__TASK TO CARRY OUT__.
Whenever a line in the entries below contains the string "true", copy that line.

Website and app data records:
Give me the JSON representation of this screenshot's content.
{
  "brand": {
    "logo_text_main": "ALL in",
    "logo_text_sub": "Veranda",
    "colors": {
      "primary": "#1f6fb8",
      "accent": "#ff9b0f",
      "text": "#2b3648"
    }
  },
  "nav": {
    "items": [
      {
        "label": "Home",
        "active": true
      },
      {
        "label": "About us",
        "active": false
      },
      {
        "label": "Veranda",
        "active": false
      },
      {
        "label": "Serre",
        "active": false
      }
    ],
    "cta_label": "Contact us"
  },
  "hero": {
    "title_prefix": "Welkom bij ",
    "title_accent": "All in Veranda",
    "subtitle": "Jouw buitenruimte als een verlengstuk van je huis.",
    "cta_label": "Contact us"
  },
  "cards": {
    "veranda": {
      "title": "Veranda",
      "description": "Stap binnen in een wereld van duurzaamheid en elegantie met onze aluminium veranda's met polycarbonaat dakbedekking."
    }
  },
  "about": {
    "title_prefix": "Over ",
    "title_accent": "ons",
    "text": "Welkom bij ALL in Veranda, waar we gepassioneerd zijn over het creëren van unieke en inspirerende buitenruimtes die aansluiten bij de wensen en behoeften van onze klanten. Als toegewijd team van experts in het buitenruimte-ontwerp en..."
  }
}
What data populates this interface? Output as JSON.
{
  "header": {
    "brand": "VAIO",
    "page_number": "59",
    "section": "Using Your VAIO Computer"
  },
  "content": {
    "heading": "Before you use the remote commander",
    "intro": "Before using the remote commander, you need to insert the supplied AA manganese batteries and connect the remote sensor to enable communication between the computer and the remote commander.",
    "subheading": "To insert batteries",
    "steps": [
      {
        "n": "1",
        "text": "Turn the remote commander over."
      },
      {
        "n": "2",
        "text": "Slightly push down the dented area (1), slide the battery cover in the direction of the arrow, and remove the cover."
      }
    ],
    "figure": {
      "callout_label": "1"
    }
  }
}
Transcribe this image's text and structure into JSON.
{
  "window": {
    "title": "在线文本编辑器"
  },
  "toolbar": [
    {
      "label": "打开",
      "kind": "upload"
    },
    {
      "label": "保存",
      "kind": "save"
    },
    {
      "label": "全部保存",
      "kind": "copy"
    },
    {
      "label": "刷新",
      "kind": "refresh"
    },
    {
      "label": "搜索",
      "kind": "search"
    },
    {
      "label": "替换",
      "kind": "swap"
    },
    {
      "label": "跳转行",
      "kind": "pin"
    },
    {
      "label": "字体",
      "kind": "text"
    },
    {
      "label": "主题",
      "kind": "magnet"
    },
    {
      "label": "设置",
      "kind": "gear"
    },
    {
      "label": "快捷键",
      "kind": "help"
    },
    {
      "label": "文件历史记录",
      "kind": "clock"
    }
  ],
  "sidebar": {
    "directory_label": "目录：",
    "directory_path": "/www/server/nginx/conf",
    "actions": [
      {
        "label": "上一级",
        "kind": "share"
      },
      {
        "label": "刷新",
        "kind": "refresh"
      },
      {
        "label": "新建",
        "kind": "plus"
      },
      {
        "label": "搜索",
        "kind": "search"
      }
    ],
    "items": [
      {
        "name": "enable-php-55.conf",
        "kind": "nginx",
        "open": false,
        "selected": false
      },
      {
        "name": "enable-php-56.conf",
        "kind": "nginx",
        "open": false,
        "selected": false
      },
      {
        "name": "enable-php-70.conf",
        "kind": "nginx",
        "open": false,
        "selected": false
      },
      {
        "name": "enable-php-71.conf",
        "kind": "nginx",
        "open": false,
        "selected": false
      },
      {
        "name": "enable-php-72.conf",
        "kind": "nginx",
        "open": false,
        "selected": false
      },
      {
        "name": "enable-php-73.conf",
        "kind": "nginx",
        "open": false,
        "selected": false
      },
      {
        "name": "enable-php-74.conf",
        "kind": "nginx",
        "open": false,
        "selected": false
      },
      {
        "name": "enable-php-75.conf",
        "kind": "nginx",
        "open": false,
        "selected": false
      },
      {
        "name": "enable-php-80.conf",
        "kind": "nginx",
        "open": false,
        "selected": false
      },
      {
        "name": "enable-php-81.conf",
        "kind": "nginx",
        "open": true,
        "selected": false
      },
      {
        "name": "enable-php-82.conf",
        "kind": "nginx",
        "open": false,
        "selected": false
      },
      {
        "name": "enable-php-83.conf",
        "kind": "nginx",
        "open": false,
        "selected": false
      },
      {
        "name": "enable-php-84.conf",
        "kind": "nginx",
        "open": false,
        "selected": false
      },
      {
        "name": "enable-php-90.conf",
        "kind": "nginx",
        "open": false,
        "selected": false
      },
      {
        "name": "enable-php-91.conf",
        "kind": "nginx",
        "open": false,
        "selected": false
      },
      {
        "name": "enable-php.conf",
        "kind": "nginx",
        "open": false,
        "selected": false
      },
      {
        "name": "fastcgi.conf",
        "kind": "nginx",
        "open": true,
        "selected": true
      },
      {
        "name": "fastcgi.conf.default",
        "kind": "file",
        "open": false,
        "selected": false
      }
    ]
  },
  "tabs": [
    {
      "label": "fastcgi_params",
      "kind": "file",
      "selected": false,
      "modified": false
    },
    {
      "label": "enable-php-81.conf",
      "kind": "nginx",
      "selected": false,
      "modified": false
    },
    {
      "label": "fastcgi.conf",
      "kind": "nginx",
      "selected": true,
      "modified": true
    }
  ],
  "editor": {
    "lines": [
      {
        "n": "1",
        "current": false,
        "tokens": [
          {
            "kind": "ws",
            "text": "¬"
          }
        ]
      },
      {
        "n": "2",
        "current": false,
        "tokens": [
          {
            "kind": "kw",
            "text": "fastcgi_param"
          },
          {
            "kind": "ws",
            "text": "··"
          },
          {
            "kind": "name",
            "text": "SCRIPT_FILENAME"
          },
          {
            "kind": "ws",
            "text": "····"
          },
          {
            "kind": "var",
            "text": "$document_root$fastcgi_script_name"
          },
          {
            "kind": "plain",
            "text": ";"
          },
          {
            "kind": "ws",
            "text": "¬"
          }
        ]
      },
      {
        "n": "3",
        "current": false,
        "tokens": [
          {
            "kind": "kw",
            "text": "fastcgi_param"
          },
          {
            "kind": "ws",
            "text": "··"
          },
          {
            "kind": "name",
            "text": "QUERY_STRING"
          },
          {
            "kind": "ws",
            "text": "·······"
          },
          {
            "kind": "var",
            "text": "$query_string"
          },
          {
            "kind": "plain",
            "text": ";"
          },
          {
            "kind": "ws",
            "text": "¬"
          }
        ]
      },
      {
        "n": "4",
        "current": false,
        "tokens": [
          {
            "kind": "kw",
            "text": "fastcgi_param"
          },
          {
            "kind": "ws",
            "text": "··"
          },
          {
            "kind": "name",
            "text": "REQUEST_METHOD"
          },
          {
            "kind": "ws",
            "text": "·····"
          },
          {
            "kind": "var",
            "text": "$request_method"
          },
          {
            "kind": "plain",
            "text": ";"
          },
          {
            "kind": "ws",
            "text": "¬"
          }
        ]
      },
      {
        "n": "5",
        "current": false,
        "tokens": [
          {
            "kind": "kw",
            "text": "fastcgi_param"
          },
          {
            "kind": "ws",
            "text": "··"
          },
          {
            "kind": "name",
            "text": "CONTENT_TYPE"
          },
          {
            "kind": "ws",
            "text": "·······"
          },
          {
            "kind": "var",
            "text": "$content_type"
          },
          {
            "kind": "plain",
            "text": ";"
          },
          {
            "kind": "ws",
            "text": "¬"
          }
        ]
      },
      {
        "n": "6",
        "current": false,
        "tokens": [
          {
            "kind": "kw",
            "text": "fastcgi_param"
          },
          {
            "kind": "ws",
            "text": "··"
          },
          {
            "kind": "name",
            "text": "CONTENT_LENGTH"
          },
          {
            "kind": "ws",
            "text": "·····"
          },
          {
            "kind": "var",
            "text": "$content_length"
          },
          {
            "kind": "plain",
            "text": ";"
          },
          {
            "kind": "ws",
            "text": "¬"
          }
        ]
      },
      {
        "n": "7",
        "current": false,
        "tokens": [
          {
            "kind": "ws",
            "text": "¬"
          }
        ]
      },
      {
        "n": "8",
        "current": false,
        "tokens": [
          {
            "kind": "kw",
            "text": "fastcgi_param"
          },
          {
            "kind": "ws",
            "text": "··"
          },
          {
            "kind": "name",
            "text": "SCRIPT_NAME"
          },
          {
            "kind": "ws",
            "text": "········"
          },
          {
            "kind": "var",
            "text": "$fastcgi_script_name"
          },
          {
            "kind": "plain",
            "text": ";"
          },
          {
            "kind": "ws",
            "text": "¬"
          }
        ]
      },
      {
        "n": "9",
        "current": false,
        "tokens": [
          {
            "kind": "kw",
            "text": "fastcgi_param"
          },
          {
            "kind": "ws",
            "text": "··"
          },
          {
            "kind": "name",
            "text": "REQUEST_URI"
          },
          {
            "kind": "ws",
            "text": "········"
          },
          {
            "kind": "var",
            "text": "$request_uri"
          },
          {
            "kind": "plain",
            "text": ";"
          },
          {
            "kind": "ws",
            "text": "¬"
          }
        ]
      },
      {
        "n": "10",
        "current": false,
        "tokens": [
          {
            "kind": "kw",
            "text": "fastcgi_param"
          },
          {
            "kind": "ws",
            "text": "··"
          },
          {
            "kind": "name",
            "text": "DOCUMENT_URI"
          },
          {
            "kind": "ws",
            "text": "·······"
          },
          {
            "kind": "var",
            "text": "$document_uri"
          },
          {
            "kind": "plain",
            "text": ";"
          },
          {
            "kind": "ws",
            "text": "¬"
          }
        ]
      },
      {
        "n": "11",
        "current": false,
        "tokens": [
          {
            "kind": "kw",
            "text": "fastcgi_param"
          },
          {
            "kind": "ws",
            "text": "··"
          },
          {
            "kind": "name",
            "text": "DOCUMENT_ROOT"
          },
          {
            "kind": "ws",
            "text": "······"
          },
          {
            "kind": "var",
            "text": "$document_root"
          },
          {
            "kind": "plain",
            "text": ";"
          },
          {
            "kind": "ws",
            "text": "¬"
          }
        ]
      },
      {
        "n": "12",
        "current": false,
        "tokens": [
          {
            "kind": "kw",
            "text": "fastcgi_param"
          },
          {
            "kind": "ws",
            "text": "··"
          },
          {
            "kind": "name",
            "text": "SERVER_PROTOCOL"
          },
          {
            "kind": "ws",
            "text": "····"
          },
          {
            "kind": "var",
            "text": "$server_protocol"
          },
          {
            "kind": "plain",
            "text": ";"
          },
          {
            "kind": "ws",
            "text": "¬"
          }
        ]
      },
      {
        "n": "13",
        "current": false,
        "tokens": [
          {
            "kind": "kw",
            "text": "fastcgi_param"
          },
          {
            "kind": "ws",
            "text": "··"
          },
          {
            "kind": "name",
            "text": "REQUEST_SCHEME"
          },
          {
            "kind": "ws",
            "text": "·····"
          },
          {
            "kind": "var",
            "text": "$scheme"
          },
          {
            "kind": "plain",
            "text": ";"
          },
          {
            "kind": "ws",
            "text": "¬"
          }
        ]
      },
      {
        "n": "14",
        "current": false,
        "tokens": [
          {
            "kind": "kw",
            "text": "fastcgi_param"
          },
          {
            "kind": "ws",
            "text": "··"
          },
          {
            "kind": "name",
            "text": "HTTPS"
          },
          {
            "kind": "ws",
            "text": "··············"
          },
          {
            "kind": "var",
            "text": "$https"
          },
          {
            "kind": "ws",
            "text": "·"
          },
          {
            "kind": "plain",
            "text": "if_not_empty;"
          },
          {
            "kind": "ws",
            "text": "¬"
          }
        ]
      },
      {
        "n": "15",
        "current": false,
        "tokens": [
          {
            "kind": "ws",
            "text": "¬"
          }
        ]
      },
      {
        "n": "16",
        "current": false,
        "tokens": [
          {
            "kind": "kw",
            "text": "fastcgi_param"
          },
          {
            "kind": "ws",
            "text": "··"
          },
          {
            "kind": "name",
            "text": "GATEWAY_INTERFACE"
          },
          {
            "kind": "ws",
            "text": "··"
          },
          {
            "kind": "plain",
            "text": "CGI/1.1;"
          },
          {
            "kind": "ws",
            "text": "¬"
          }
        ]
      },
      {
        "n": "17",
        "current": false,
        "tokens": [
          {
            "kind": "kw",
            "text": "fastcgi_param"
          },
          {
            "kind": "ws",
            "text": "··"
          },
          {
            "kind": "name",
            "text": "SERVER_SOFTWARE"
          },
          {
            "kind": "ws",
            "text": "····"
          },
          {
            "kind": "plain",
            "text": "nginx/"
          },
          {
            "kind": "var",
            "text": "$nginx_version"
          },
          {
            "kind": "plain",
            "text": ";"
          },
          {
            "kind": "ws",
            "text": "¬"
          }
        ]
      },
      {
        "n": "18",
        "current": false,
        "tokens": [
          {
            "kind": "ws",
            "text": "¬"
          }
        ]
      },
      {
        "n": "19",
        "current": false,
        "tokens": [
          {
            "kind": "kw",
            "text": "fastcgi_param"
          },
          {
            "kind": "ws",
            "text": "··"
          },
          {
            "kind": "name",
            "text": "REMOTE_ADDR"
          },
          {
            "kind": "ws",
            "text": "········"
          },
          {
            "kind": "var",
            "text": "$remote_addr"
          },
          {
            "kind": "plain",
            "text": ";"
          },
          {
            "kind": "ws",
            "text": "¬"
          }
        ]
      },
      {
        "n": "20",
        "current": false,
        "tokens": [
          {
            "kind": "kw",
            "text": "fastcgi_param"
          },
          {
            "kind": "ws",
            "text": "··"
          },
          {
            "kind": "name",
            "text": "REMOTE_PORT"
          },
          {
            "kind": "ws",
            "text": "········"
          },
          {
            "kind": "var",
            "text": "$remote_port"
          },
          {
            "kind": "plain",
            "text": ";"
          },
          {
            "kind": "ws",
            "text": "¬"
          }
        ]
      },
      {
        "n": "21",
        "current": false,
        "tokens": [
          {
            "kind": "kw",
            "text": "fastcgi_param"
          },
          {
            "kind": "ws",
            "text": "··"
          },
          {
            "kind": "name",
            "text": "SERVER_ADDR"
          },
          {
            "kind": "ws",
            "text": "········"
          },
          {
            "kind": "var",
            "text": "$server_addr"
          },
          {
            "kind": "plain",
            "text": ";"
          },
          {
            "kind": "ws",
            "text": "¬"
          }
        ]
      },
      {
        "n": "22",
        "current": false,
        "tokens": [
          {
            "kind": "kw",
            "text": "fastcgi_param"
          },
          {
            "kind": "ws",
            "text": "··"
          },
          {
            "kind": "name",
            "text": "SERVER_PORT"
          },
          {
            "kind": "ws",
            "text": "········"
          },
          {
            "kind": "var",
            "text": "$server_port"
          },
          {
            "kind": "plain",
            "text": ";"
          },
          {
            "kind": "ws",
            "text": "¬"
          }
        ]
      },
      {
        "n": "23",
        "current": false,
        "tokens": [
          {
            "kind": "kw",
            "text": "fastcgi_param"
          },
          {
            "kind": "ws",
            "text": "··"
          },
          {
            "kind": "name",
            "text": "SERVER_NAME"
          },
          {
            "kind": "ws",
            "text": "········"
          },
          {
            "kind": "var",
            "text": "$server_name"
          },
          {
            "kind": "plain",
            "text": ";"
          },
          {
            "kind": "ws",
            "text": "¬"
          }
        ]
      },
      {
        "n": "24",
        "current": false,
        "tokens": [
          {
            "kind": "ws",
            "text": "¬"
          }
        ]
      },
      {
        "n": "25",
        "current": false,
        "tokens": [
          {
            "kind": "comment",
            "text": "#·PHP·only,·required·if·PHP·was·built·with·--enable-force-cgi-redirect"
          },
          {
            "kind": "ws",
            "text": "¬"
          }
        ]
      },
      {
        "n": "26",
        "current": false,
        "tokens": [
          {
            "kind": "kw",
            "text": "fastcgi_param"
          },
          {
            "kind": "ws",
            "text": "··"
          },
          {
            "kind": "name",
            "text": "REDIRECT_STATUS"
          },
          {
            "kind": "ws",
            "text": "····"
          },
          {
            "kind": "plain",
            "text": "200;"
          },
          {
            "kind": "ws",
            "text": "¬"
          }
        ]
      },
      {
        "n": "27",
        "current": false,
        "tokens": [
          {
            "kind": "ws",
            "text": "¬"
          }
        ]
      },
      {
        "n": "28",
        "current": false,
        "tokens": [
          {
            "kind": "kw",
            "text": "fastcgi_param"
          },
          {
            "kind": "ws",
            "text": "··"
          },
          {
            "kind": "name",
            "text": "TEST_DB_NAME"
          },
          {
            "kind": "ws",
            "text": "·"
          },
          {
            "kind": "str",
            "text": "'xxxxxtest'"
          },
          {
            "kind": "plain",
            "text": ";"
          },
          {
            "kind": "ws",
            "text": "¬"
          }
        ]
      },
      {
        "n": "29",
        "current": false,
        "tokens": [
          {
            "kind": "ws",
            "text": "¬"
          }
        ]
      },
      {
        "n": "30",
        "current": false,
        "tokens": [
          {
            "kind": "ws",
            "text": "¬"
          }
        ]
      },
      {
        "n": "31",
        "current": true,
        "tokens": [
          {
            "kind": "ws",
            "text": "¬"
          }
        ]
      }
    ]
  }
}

__RESPONSE AREA__.
        "active": true
        "open": true,
        "open": true,
        "selected": true
      "selected": true,
      "modified": true
        "current": true,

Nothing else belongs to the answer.